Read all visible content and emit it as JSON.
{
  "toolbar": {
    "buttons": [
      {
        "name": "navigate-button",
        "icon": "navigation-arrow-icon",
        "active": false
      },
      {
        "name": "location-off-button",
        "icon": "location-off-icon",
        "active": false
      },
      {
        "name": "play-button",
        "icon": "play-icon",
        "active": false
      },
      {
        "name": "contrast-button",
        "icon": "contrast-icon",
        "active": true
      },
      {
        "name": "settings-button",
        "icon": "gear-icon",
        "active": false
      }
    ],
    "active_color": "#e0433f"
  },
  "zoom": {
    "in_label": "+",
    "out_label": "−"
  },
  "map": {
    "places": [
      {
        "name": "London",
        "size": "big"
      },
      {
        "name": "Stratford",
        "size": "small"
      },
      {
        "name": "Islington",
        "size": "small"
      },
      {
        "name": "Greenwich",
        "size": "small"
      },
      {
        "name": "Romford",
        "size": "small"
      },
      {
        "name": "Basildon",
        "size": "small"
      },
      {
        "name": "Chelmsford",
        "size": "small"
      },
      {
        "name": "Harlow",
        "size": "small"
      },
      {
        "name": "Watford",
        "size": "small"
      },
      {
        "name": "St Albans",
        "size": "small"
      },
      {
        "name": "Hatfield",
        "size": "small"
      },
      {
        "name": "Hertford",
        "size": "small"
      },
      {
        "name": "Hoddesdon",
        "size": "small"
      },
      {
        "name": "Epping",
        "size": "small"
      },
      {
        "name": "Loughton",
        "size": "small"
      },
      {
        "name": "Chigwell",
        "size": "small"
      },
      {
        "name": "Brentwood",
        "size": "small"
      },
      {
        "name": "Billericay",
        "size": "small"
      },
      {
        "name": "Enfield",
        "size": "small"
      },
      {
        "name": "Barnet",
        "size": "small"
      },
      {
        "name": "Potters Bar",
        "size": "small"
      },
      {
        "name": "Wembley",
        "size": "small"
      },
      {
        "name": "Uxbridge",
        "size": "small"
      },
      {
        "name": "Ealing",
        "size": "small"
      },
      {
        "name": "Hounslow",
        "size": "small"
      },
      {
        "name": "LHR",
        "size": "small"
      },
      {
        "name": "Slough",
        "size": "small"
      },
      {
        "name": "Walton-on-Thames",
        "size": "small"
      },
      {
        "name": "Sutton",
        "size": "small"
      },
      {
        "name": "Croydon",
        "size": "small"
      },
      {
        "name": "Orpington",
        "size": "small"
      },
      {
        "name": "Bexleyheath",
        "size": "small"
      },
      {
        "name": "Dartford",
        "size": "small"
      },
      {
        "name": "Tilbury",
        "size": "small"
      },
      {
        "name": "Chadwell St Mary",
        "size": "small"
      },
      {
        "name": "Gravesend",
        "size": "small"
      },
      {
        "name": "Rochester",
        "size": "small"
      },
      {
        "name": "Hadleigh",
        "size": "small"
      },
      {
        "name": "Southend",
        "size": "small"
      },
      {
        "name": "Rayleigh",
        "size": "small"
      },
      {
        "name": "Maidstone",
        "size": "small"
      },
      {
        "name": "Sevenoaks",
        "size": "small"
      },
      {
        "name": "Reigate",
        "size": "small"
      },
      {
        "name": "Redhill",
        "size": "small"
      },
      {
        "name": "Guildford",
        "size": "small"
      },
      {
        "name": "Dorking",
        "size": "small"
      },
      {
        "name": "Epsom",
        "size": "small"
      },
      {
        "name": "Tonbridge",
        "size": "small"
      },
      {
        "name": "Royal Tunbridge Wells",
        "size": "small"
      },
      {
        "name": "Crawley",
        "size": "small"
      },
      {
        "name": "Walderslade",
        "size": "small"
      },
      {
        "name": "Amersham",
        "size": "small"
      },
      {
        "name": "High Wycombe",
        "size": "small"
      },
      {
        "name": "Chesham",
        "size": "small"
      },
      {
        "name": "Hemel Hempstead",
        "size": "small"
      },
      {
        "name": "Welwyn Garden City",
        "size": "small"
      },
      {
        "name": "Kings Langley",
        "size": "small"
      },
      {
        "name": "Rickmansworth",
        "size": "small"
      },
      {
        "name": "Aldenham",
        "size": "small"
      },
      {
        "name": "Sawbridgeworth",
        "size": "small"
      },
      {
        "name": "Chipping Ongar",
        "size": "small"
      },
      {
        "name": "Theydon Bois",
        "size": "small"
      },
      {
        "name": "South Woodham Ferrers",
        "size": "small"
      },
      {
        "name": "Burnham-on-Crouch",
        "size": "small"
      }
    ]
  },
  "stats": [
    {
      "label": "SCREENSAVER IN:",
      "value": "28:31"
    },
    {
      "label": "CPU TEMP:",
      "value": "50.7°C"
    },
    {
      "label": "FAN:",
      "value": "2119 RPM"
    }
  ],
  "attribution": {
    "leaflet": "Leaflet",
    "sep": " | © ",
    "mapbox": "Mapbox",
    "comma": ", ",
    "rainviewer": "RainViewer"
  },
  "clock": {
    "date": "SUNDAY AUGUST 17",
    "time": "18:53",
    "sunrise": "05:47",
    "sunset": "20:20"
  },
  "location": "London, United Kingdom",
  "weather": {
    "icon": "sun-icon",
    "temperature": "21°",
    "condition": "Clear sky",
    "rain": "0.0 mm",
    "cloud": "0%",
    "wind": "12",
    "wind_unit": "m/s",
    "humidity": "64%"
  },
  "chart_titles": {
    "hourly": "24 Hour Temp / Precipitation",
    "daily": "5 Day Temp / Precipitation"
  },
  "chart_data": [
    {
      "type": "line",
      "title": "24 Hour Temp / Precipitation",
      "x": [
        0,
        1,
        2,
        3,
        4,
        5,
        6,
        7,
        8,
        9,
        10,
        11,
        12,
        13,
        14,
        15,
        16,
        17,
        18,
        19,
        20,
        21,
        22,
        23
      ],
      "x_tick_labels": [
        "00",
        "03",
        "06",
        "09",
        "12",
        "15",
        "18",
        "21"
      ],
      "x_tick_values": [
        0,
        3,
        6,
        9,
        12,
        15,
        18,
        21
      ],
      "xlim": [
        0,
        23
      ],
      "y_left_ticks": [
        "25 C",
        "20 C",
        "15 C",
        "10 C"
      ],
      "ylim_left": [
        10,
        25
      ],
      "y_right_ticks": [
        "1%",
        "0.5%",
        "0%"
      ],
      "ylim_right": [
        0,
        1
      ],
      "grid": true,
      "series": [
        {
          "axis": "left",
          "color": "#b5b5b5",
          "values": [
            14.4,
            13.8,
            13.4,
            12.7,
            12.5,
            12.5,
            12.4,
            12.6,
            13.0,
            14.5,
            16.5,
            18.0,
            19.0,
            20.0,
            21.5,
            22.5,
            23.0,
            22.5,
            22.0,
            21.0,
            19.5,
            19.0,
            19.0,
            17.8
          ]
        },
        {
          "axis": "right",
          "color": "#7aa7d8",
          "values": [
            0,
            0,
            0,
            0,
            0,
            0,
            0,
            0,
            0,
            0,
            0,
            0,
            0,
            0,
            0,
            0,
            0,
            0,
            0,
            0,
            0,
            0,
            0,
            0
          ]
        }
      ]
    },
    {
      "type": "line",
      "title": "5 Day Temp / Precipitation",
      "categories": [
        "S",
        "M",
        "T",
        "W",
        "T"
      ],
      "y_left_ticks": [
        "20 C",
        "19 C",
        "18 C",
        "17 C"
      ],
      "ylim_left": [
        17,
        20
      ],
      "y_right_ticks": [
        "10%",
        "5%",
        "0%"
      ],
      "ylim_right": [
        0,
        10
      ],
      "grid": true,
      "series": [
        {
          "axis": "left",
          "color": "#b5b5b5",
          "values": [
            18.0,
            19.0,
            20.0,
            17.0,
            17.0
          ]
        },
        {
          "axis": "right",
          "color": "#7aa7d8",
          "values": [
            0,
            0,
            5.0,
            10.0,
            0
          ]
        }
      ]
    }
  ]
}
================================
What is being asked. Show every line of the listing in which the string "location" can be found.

Written answer.
        "name": "location-off-button",
        "icon": "location-off-icon",
  "location": "London, United Kingdom",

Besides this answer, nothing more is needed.